The problem - Your job is to return every line in the data holding the string "localhost".

Record excerpts -
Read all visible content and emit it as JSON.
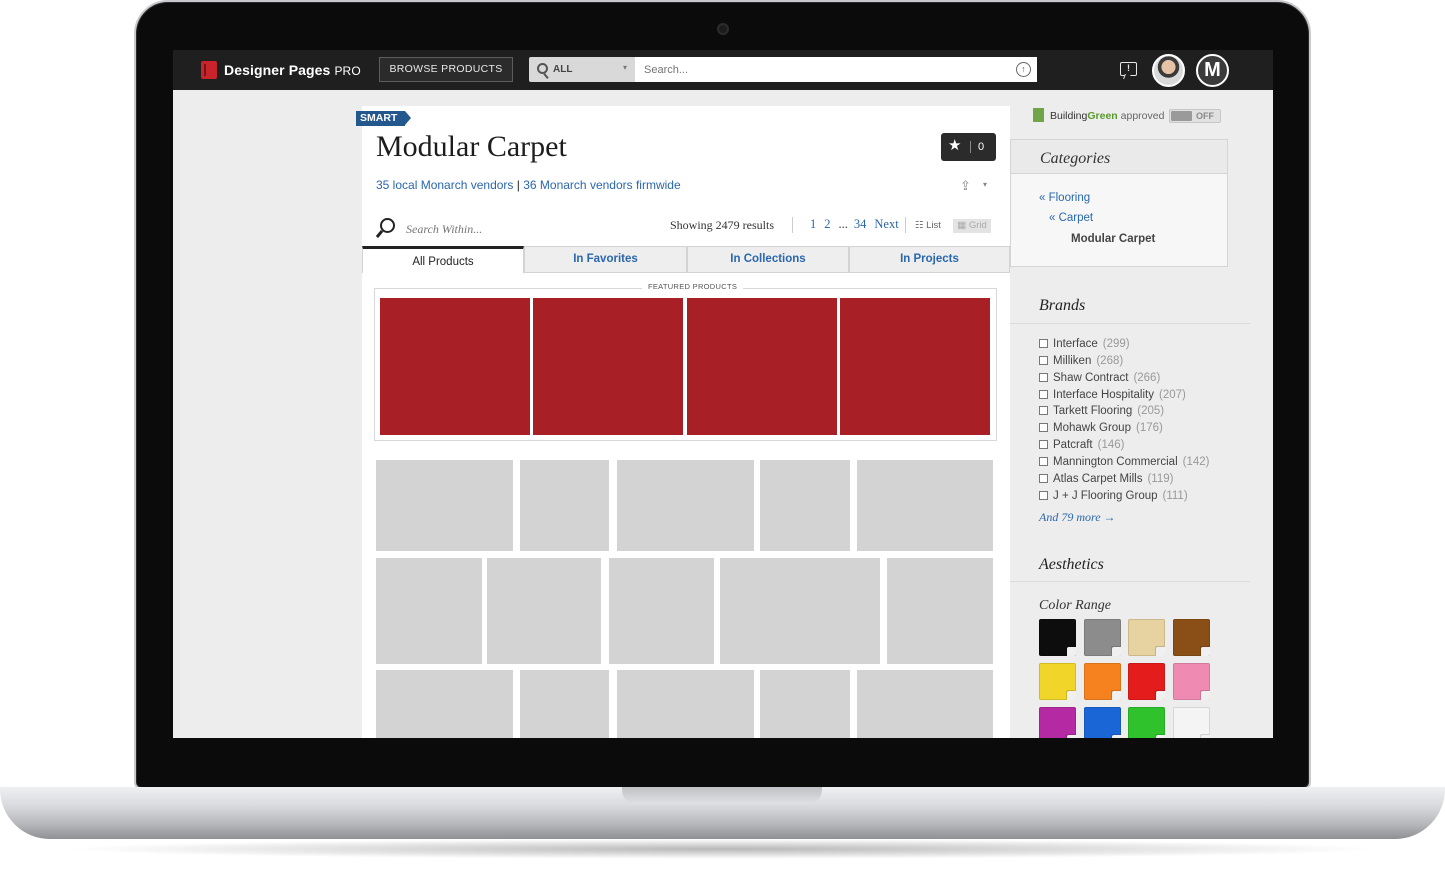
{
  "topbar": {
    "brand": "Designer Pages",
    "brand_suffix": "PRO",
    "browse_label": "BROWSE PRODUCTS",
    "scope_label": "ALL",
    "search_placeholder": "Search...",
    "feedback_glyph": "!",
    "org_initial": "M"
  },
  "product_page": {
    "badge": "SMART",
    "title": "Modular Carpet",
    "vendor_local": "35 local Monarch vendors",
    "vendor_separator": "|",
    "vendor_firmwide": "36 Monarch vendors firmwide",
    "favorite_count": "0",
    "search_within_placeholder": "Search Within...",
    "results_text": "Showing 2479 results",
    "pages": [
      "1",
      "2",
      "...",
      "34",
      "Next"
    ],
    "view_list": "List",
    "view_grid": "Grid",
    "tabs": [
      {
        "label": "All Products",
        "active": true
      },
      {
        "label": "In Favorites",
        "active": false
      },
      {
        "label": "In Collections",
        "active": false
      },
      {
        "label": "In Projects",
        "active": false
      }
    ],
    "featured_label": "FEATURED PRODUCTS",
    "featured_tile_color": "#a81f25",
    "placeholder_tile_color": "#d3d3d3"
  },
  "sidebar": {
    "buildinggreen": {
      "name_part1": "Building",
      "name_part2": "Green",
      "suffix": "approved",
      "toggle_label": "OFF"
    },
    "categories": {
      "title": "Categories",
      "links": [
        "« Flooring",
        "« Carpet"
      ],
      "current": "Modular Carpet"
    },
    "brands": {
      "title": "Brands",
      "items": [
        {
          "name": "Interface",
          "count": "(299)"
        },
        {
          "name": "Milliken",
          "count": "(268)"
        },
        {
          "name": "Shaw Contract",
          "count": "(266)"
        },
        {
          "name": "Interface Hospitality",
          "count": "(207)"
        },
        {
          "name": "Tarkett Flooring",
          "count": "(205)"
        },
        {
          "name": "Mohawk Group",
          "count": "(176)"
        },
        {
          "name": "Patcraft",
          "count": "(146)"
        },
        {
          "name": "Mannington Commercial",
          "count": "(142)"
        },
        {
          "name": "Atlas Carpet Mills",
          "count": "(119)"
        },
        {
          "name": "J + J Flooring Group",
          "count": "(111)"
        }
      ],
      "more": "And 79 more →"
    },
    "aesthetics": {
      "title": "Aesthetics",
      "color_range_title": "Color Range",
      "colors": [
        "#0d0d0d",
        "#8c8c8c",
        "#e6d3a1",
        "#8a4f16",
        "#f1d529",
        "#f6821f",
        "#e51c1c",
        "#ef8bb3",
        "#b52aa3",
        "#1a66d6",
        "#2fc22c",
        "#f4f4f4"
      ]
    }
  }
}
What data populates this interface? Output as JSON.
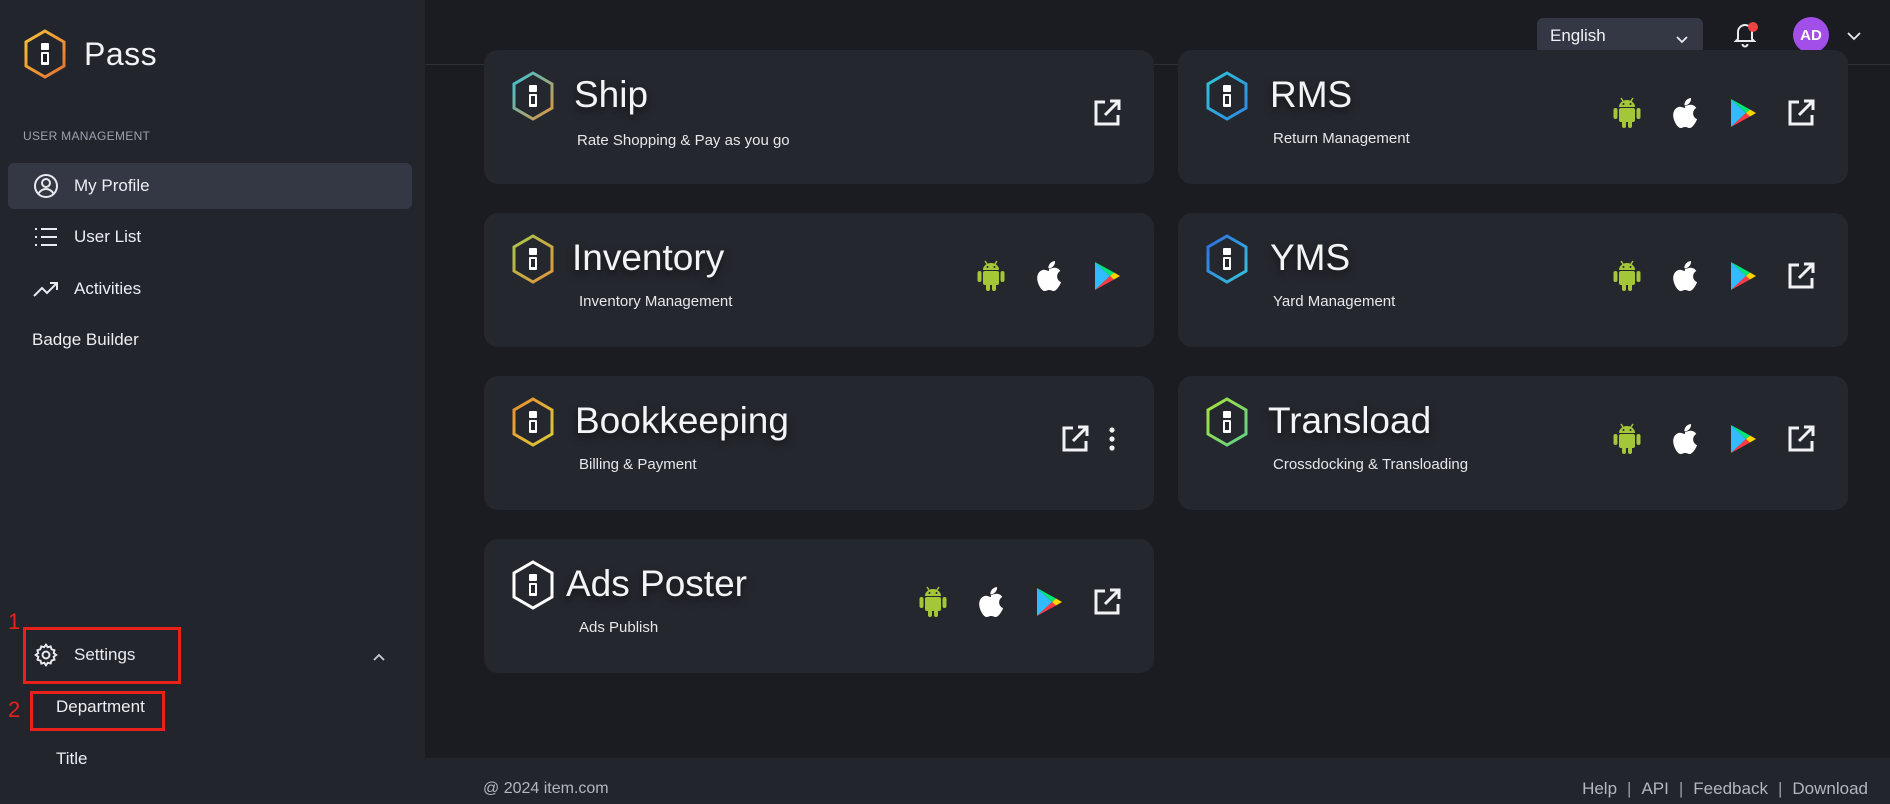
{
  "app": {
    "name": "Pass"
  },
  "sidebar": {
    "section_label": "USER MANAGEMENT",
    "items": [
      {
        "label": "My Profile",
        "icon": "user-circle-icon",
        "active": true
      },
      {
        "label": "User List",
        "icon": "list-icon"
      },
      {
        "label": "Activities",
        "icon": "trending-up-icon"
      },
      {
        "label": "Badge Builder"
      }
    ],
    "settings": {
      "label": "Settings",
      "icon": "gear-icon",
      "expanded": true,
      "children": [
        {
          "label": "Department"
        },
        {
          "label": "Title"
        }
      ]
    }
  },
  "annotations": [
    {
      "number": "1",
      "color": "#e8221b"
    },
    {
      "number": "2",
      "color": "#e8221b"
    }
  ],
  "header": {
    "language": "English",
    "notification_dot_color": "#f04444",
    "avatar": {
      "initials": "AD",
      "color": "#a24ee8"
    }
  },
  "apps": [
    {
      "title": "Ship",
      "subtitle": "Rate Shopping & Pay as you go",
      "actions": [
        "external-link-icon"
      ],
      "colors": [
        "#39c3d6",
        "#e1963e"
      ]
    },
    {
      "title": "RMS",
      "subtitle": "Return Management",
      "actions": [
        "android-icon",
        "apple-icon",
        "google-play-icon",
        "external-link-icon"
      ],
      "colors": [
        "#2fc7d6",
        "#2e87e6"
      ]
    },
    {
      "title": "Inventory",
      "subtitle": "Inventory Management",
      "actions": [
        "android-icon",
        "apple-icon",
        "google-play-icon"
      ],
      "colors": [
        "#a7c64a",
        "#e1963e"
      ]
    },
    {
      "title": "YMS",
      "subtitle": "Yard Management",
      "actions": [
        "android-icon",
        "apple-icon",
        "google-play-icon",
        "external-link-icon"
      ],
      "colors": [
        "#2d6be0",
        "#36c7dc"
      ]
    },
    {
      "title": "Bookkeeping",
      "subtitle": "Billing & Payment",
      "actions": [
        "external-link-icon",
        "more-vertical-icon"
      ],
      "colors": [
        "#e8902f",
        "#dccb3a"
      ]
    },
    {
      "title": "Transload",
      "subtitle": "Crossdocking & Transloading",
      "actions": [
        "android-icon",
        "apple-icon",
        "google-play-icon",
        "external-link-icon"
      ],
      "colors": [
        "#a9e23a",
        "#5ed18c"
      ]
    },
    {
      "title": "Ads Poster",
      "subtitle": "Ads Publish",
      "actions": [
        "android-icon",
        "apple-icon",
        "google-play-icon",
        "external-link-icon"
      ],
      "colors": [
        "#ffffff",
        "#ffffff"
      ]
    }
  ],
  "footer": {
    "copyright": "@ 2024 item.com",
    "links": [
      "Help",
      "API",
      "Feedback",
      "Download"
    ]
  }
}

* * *

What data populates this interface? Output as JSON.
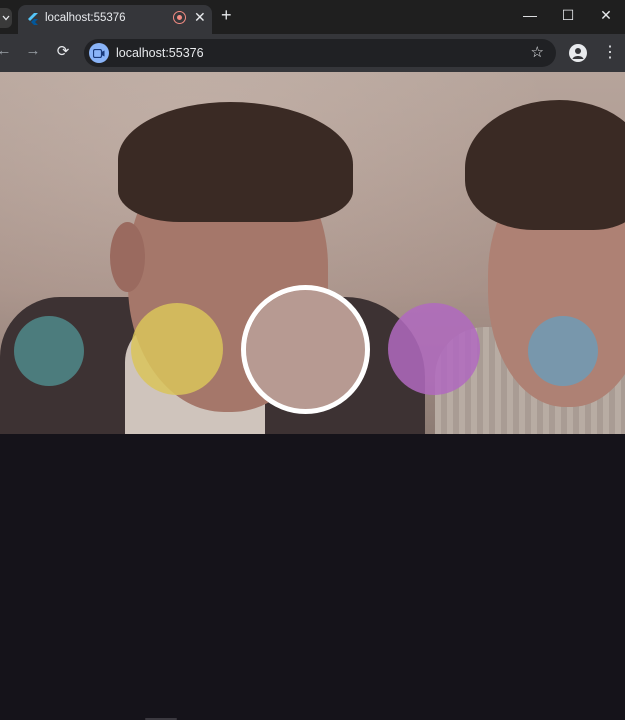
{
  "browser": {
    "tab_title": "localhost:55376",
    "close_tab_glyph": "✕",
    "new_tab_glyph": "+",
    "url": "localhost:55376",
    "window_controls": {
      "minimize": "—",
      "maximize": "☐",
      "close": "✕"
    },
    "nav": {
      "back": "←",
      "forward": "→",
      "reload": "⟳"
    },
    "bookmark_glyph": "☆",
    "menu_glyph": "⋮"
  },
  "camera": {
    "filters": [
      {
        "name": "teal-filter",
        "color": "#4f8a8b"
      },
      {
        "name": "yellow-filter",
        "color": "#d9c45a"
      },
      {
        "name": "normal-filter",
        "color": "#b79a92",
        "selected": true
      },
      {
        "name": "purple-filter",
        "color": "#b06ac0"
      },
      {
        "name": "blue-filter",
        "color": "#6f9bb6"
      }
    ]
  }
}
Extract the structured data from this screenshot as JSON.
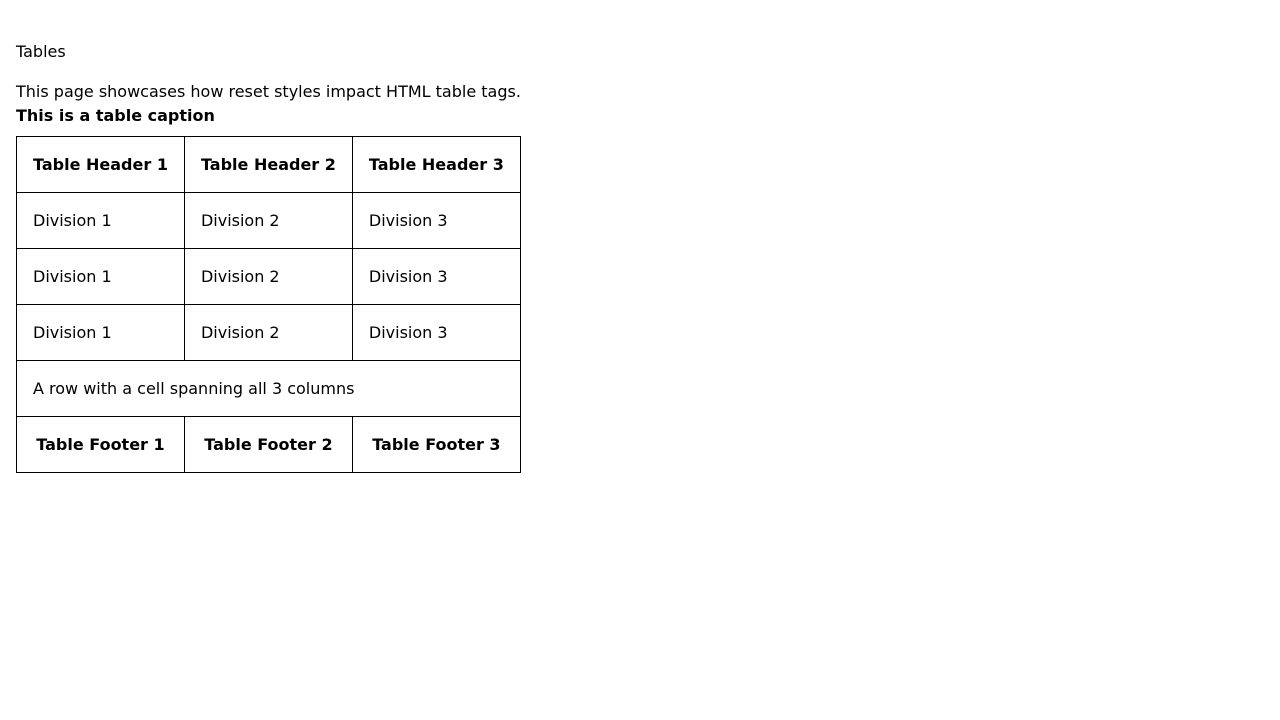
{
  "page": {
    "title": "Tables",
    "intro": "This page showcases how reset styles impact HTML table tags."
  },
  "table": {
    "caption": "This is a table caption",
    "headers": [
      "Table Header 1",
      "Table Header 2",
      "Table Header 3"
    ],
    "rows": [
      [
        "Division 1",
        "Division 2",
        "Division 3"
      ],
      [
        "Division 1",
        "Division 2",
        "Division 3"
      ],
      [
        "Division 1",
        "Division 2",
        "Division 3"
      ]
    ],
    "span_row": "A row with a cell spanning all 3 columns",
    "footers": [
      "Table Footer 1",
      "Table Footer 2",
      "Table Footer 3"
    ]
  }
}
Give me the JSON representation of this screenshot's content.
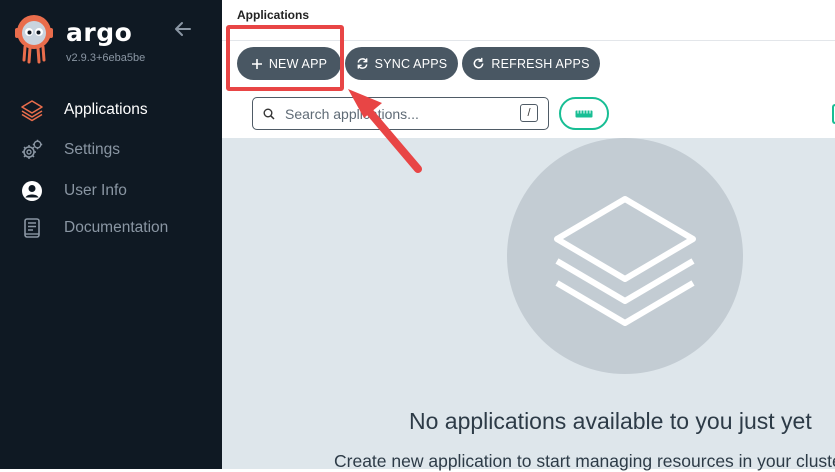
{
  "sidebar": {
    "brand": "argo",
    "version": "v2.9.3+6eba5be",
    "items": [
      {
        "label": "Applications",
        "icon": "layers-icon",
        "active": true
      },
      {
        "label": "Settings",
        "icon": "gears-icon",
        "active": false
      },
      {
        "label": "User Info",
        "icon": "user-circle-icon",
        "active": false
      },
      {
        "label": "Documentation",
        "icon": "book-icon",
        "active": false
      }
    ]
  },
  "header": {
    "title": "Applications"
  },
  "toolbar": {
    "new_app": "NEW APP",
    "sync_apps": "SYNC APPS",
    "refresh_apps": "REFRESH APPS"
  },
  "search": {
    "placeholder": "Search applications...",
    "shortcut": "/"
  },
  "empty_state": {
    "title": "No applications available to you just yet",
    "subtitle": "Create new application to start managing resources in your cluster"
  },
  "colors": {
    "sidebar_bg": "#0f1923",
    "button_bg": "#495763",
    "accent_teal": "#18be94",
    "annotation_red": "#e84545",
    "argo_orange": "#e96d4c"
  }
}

Response -
    "tab_title": "localhost:55376",
    "url": "localhost:55376",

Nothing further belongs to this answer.